Start of Block

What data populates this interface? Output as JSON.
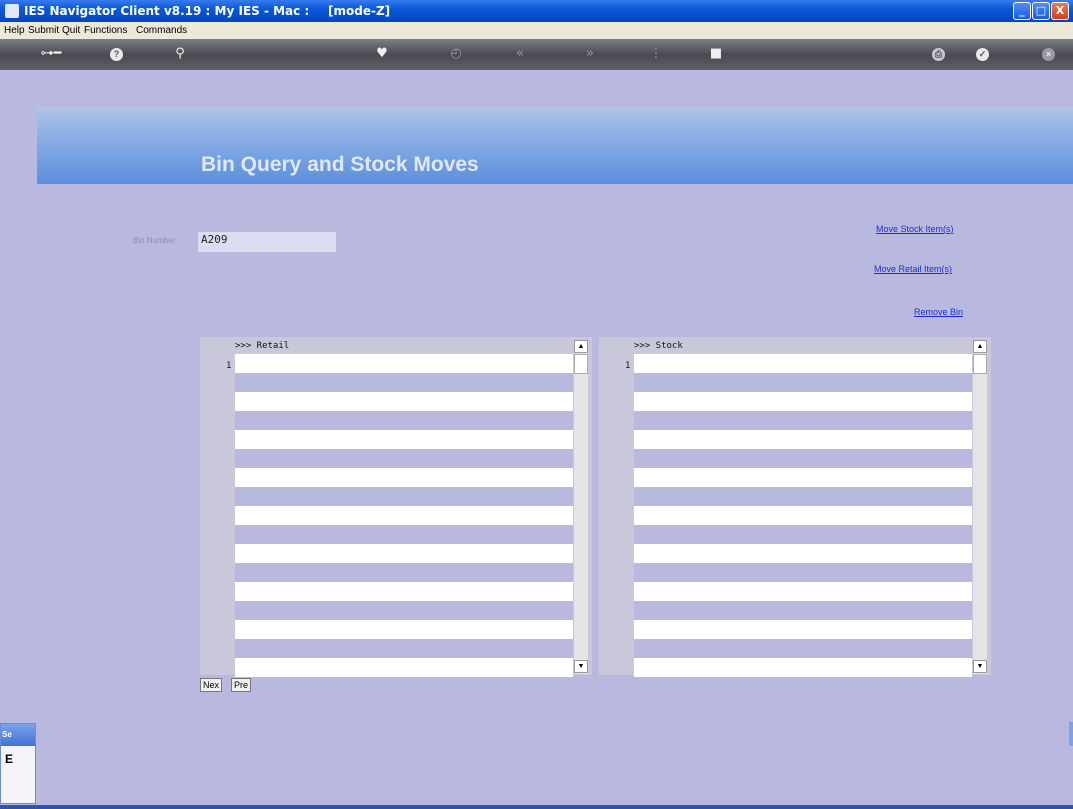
{
  "window": {
    "title": "IES Navigator Client v8.19 : My IES - Mac :",
    "mode": "[mode-Z]",
    "buttons": {
      "minimize": "_",
      "maximize": "□",
      "close": "X"
    }
  },
  "menu": [
    "Help",
    "Submit",
    "Quit",
    "Functions",
    "Commands"
  ],
  "toolbar": {
    "icons": [
      "key-icon",
      "help-icon",
      "search-icon",
      "heart-icon",
      "clock-icon",
      "rewind-icon",
      "forward-icon",
      "list-icon",
      "stop-icon",
      "print-icon",
      "ok-icon",
      "cancel-icon"
    ]
  },
  "page": {
    "heading": "Bin Query and Stock Moves",
    "bin_number_label": "Bin Number",
    "bin_number_value": "A209"
  },
  "links": {
    "move_stock": "Move Stock Item(s)",
    "move_retail": "Move Retail Item(s)",
    "remove_bin": "Remove Bin"
  },
  "grids": {
    "retail": {
      "header": ">>> Retail",
      "row_number": "1"
    },
    "stock": {
      "header": ">>> Stock",
      "row_number": "1"
    }
  },
  "pager": {
    "next": "Nex",
    "prev": "Pre"
  },
  "side_panel": {
    "caption": "Se",
    "char": "E"
  },
  "colors": {
    "background": "#b9b9e0",
    "banner": "#5a90dc",
    "link": "#1a2dd6"
  }
}
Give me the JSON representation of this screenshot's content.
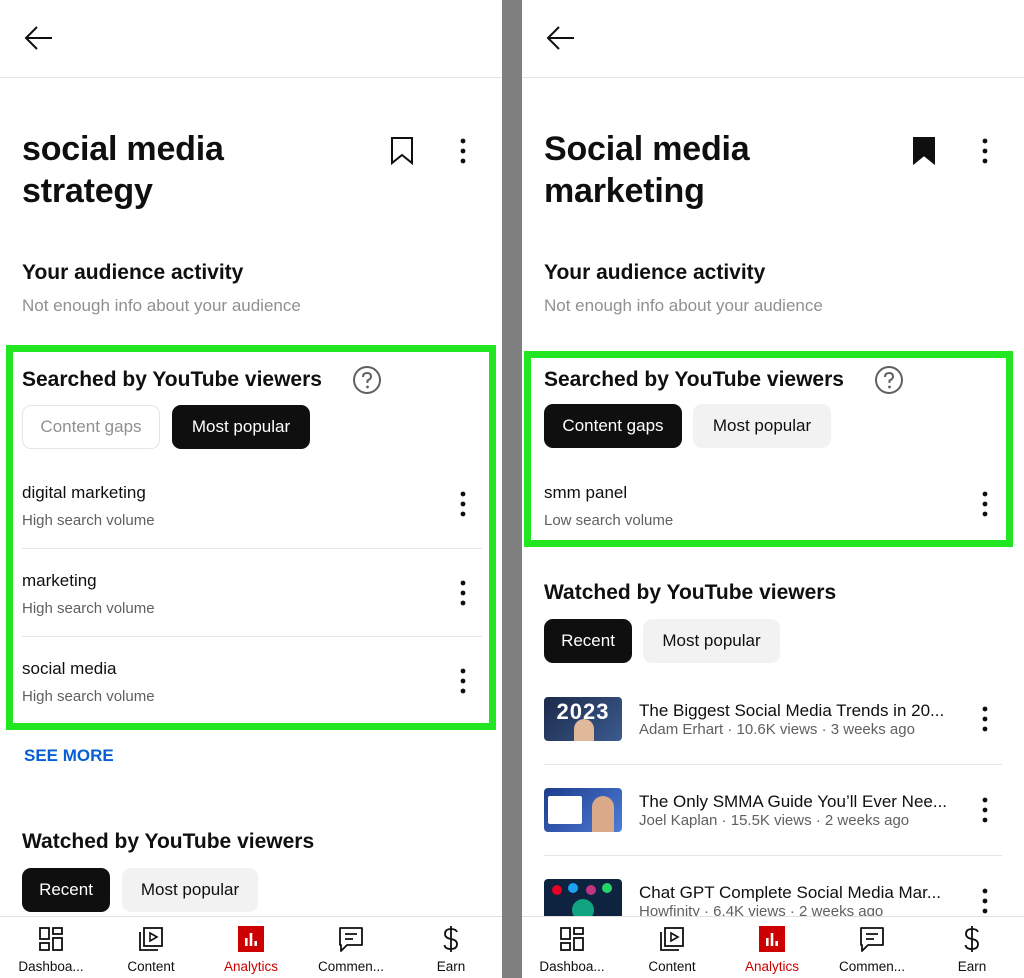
{
  "left": {
    "title_line1": "social media",
    "title_line2": "strategy",
    "audience_title": "Your audience activity",
    "audience_sub": "Not enough info about your audience",
    "searched_title": "Searched by YouTube viewers",
    "chips": [
      "Content gaps",
      "Most popular"
    ],
    "searches": [
      {
        "term": "digital marketing",
        "volume": "High search volume"
      },
      {
        "term": "marketing",
        "volume": "High search volume"
      },
      {
        "term": "social media",
        "volume": "High search volume"
      }
    ],
    "see_more": "SEE MORE",
    "watched_title": "Watched by YouTube viewers",
    "watched_chips": [
      "Recent",
      "Most popular"
    ]
  },
  "right": {
    "title_line1": "Social media",
    "title_line2": "marketing",
    "audience_title": "Your audience activity",
    "audience_sub": "Not enough info about your audience",
    "searched_title": "Searched by YouTube viewers",
    "chips": [
      "Content gaps",
      "Most popular"
    ],
    "searches": [
      {
        "term": "smm panel",
        "volume": "Low search volume"
      }
    ],
    "watched_title": "Watched by YouTube viewers",
    "watched_chips": [
      "Recent",
      "Most popular"
    ],
    "videos": [
      {
        "title": "The Biggest Social Media Trends in 20...",
        "meta": "Adam Erhart · 10.6K views · 3 weeks ago",
        "thumb_text": "2023"
      },
      {
        "title": "The Only SMMA Guide You’ll Ever Nee...",
        "meta": "Joel Kaplan · 15.5K views · 2 weeks ago"
      },
      {
        "title": "Chat GPT Complete Social Media Mar...",
        "meta": "Howfinity · 6.4K views · 2 weeks ago"
      }
    ]
  },
  "nav": [
    {
      "label": "Dashboa...",
      "icon": "dashboard-icon"
    },
    {
      "label": "Content",
      "icon": "content-icon"
    },
    {
      "label": "Analytics",
      "icon": "analytics-icon"
    },
    {
      "label": "Commen...",
      "icon": "comments-icon"
    },
    {
      "label": "Earn",
      "icon": "dollar-icon"
    }
  ],
  "colors": {
    "highlight": "#22e622",
    "active": "#cc0000",
    "link": "#065fd4"
  }
}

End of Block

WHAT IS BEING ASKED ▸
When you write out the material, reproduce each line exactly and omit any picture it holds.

RESPONSE BOX ▸
What data populates this interface? Output as JSON.
{
  "window": {
    "title": "IES Navigator Client v8.19 : My IES - Mac :",
    "mode": "[mode-Z]",
    "buttons": {
      "minimize": "_",
      "maximize": "□",
      "close": "X"
    }
  },
  "menu": [
    "Help",
    "Submit",
    "Quit",
    "Functions",
    "Commands"
  ],
  "toolbar": {
    "icons": [
      "key-icon",
      "help-icon",
      "search-icon",
      "heart-icon",
      "clock-icon",
      "rewind-icon",
      "forward-icon",
      "list-icon",
      "stop-icon",
      "print-icon",
      "ok-icon",
      "cancel-icon"
    ]
  },
  "page": {
    "heading": "Bin Query and Stock Moves",
    "bin_number_label": "Bin Number",
    "bin_number_value": "A209"
  },
  "links": {
    "move_stock": "Move Stock Item(s)",
    "move_retail": "Move Retail Item(s)",
    "remove_bin": "Remove Bin"
  },
  "grids": {
    "retail": {
      "header": ">>> Retail",
      "row_number": "1"
    },
    "stock": {
      "header": ">>> Stock",
      "row_number": "1"
    }
  },
  "pager": {
    "next": "Nex",
    "prev": "Pre"
  },
  "side_panel": {
    "caption": "Se",
    "char": "E"
  },
  "colors": {
    "background": "#b9b9e0",
    "banner": "#5a90dc",
    "link": "#1a2dd6"
  }
}
Give me the JSON representation of this screenshot's content.
{
  "left": {
    "title_line1": "social media",
    "title_line2": "strategy",
    "audience_title": "Your audience activity",
    "audience_sub": "Not enough info about your audience",
    "searched_title": "Searched by YouTube viewers",
    "chips": [
      "Content gaps",
      "Most popular"
    ],
    "searches": [
      {
        "term": "digital marketing",
        "volume": "High search volume"
      },
      {
        "term": "marketing",
        "volume": "High search volume"
      },
      {
        "term": "social media",
        "volume": "High search volume"
      }
    ],
    "see_more": "SEE MORE",
    "watched_title": "Watched by YouTube viewers",
    "watched_chips": [
      "Recent",
      "Most popular"
    ]
  },
  "right": {
    "title_line1": "Social media",
    "title_line2": "marketing",
    "audience_title": "Your audience activity",
    "audience_sub": "Not enough info about your audience",
    "searched_title": "Searched by YouTube viewers",
    "chips": [
      "Content gaps",
      "Most popular"
    ],
    "searches": [
      {
        "term": "smm panel",
        "volume": "Low search volume"
      }
    ],
    "watched_title": "Watched by YouTube viewers",
    "watched_chips": [
      "Recent",
      "Most popular"
    ],
    "videos": [
      {
        "title": "The Biggest Social Media Trends in 20...",
        "meta": "Adam Erhart · 10.6K views · 3 weeks ago",
        "thumb_text": "2023"
      },
      {
        "title": "The Only SMMA Guide You’ll Ever Nee...",
        "meta": "Joel Kaplan · 15.5K views · 2 weeks ago"
      },
      {
        "title": "Chat GPT Complete Social Media Mar...",
        "meta": "Howfinity · 6.4K views · 2 weeks ago"
      }
    ]
  },
  "nav": [
    {
      "label": "Dashboa...",
      "icon": "dashboard-icon"
    },
    {
      "label": "Content",
      "icon": "content-icon"
    },
    {
      "label": "Analytics",
      "icon": "analytics-icon"
    },
    {
      "label": "Commen...",
      "icon": "comments-icon"
    },
    {
      "label": "Earn",
      "icon": "dollar-icon"
    }
  ],
  "colors": {
    "highlight": "#22e622",
    "active": "#cc0000",
    "link": "#065fd4"
  }
}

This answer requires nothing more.